Step Four: If you have already hemmed your “sides” of the fabric, you’re ready to put the “right sides” of the fabric together and . . .
sew the sides. Leave the top 1/4 open for arm holes.
(After you sew the sides, your dress will look more like a pillow case or a sack, but trust me – it will be a dress in seconds!)
Step Five: Now you’re ready to thread your ribbon through the top casings (which will be come the neck of the dress). To make this job simpler, I used a sewing pin and pinned my ribbon onto a pencil’s eraser to help feed it through. Much easier this way!
With the ribbon, you have two options: a bow on one shoulder or bows on both shoulders. If you prefer one bow, use one long piece of ribbon and thread through both front and back handkerchiefs.

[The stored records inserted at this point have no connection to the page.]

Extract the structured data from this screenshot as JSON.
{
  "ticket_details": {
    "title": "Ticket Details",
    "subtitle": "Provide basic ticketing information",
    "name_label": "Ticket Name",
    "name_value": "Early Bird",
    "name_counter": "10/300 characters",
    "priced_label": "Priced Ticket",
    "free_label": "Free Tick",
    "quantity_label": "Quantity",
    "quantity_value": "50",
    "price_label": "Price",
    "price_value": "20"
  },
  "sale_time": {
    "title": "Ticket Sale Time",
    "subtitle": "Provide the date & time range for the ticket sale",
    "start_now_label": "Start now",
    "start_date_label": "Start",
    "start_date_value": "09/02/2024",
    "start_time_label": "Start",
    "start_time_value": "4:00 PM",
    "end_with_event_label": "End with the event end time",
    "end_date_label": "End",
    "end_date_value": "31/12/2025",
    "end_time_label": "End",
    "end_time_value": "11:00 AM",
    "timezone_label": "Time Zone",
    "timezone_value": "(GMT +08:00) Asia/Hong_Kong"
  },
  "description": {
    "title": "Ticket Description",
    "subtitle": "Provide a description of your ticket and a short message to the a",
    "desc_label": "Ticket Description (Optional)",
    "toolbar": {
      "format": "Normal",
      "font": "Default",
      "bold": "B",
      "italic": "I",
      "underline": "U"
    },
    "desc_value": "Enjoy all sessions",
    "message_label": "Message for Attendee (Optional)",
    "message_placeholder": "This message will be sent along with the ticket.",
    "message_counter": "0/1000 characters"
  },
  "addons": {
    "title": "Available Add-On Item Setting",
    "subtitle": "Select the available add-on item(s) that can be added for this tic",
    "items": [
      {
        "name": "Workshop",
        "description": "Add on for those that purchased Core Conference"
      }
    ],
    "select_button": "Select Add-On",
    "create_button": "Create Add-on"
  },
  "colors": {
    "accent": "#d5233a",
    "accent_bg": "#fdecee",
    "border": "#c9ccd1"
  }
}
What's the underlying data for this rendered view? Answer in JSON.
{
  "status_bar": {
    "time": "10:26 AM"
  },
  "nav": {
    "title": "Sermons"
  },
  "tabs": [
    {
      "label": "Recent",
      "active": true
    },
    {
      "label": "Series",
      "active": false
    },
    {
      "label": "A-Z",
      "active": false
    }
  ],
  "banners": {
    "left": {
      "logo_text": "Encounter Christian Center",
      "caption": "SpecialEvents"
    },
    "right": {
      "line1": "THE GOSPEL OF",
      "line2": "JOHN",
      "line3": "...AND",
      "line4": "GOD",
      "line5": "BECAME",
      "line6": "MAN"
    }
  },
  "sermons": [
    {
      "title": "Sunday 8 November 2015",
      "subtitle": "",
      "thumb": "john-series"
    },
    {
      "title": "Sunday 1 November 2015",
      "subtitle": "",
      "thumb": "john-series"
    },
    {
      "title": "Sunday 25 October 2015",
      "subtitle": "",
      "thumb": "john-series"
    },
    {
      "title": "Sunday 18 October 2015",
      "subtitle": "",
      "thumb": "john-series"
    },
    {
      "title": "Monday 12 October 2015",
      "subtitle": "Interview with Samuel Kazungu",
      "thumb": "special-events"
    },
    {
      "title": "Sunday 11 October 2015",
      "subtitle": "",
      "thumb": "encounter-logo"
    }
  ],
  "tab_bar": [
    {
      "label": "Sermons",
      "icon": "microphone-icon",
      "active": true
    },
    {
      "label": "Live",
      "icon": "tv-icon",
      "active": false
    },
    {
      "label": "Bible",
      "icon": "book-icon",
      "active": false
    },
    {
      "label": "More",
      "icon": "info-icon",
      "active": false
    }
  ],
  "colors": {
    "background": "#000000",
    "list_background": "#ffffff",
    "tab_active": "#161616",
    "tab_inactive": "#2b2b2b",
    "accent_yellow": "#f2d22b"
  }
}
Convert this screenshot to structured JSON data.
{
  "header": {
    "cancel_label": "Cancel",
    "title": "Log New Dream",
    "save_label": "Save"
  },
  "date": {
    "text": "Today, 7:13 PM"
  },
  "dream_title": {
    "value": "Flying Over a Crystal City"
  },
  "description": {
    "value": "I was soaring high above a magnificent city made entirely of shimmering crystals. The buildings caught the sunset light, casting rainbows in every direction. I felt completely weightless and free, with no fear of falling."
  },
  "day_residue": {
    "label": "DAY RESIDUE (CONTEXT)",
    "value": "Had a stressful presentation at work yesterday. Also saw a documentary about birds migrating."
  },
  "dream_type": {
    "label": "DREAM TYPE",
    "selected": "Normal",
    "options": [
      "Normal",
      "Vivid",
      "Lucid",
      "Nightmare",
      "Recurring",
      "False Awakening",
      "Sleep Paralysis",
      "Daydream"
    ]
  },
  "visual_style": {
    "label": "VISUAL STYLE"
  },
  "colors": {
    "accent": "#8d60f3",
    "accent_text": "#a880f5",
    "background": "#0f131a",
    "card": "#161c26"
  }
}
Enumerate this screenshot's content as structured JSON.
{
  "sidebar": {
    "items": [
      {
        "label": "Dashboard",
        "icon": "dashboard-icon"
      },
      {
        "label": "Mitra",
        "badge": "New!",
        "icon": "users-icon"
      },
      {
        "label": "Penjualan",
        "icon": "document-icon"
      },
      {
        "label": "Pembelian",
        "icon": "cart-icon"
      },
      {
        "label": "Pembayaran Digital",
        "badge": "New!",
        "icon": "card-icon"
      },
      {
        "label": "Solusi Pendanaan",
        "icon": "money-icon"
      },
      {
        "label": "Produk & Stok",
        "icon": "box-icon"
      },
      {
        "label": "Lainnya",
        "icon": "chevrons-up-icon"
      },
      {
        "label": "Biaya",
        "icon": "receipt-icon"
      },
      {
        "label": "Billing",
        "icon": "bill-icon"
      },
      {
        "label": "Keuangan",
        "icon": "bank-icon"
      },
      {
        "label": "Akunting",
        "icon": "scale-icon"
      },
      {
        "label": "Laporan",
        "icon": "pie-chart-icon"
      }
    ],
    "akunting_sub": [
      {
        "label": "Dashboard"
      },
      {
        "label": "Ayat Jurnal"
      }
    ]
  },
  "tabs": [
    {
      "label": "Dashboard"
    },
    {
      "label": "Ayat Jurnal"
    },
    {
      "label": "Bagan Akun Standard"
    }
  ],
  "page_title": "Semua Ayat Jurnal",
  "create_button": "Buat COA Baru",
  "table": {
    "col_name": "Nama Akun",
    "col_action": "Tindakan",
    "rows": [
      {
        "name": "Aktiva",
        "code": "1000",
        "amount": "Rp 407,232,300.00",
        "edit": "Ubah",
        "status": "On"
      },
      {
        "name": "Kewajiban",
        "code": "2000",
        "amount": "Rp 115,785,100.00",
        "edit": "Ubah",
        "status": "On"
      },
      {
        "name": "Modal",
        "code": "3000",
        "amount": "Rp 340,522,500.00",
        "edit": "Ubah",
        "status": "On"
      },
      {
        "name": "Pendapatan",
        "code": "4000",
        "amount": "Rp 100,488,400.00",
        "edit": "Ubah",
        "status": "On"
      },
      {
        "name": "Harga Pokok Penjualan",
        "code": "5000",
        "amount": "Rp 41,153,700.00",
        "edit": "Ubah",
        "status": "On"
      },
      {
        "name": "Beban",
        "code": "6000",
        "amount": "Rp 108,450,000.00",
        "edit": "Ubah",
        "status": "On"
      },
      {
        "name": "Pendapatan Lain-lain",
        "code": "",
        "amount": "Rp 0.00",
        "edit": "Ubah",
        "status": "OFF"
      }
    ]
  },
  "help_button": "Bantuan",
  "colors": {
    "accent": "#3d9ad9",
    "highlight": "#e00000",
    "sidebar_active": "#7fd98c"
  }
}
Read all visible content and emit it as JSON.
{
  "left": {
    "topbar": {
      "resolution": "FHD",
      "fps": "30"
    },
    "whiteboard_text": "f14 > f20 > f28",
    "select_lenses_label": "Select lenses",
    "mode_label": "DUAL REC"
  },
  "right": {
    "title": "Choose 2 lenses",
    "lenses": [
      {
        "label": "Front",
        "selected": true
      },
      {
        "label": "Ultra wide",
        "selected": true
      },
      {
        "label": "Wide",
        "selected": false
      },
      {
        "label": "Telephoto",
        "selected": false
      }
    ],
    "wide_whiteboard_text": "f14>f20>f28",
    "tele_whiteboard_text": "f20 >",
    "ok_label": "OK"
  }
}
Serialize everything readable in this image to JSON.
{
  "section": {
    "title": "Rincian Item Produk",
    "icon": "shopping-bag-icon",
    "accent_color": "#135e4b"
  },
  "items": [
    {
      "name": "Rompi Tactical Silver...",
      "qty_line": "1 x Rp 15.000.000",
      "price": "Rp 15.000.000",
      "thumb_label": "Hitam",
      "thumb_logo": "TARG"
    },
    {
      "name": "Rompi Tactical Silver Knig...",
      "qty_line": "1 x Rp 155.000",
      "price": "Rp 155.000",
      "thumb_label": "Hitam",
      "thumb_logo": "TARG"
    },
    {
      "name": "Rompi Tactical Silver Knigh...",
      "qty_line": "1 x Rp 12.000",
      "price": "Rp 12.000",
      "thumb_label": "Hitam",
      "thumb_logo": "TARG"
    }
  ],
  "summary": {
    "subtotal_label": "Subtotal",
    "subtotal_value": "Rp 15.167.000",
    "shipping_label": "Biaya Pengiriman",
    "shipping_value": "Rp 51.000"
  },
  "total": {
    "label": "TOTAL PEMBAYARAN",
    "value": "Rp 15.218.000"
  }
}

If you prefer two bows, you will thread one piece of ribbon through the front piece and another piece of ribbon through the back.Then, just tie at the shoulders. I lightly burned the ends of my ribbon to seal it and prevent fringing.
Now you’re done with the dress!!!!
For the Coordinating Bow
For the bow, I used the remaining handkerchief scraps to make fabric rosettes. I cut the large piece I had left into 3 long strips. The length and width are up to you – there’s no right or wrong measurements.
You simply tie a knot in one end of your strips. I keep the knot in my left hand and with my right hand I simply twist the fabric and rotate it around the knot.
The first time I tried a rosette, I didn’t bother with gluing it – because it was awful! The 2nd and 3rd I made looked much better.
When you get better at twisting and rotating the fabric to look like pedals, you can glue your sections as needed to help secure them.
When you get to the end of your strip of fabric, simply tuck the end under the rosette and glue it.
After I made 3 rosettes (and no, they will never all look the same), I glued them onto a piece of felt and glued a hair clip onto the felt.
*These can be found from both Hobby Lobby ($1.99) and Walmart ($0.97). This particular project is for Miss Scarlett’s 4th of July outfit so I perused the summer holiday section at Hobby Lobby and came across some handkerchiefs that were navy with white stars. Exactly what I wanted and 50% off . . . even better!
And . . . that’s it!!
Just as Mickey was starting to sing the Hot Dog song, I was ready to let Miss Scarlett model her new dress. I tried Scarlett’s outfit on her and she looked soo cute!
Let me know if you have any questions or if anything in the tutorial is unclear!